Yet he denies terrorism charges. At any rate, forget about the “inconvenience” of metal detectors in the airport; thanks to these jihadists, now playing paintball and hanging out around donut stores may soon be deemed suspicious activities. Fort Dix Jihad Update.
“Trial starts for Muslims accused of plotting ‘jihad-inspired’ attack on US base,” by Tom Leonard for the Telegraph, October 20:
Five Muslim men amassed an arsenal of machine guns and rocket-propelled grenades for an al-Qaeda-inspired attack on a US army base, a court heard yesterday.
The suspects may have trained by playing paintball but the alleged plot to attack Fort Dix in New Jersey has been presented by the US government as one of the most serious examples of home-grown terrorism since the September 11 attacks.
The five men, all born outside the US but resident in the country, were charged in May 2007 with planning but not executing the attack on the base, which trains troops for deployment in Iraq and Afghanistan.
At the start of their trial yesterday, prosecutors said the defendants were inspired by “jihad”.
“Their motive was to defend Islam. Their inspiration was al-Qaeda and Osama bin Laden. Their intent was to kill members of the United States armed services,” said William Fitzpatrick, prosecuting.
The government alleges that in 2006 and 2007 the men turned paintball games into terrorist training sessions and met at places like Dunkin’ Donuts to discuss killing soldiers on the army installation in New Jersey.
The jury was told it would see jihadist videos that the defendants watched and would learn many details of the alleged plot, including claims that one of the men went on reconnaissance missions at Fort Dix and other military installations.
The men, all aged in their 20s, have denied terrorism charges. They include three Albanian-born brothers, illegal immigrants who ran a roofing business in New Jersey.
The others are a Jordanian-born taxi driver and a Turkish-born convenience store assistant.
Their lawyers are expected to question the role of two paid government informants who made hundreds of hours of secret recordings in the case.
Addressing such potential claims, Mr Fitzpatrick said the FBI had to find people who would have credibility with aspiring terrorists.

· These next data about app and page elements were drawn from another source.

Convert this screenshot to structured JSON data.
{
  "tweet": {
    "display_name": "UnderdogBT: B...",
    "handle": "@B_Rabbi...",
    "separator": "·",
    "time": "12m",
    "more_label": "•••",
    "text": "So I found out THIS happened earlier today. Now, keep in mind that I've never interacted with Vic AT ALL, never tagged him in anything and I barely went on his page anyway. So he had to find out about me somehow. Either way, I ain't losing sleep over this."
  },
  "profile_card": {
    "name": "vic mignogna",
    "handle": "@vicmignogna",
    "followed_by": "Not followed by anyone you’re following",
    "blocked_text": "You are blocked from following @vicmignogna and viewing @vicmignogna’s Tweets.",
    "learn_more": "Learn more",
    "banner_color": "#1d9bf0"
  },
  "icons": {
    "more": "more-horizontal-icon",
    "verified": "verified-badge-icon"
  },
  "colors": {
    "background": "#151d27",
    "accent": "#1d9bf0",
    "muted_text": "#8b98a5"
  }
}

One of the informants was interested in citizenship and the other was interested in money, he said.
The court heard that conversations recorded by the FBI included one in which Mohamad Shnewer, the Jordanian-born defendant, referred to being tailed by a car.
Quoting Shnewer in the recording, Mr Fitzpatrick said: “They are the ones, we are going to put bullets in their heads, God willing.”
A sixth man who admitted supplying firearms to the group was jailed for 20 months in March.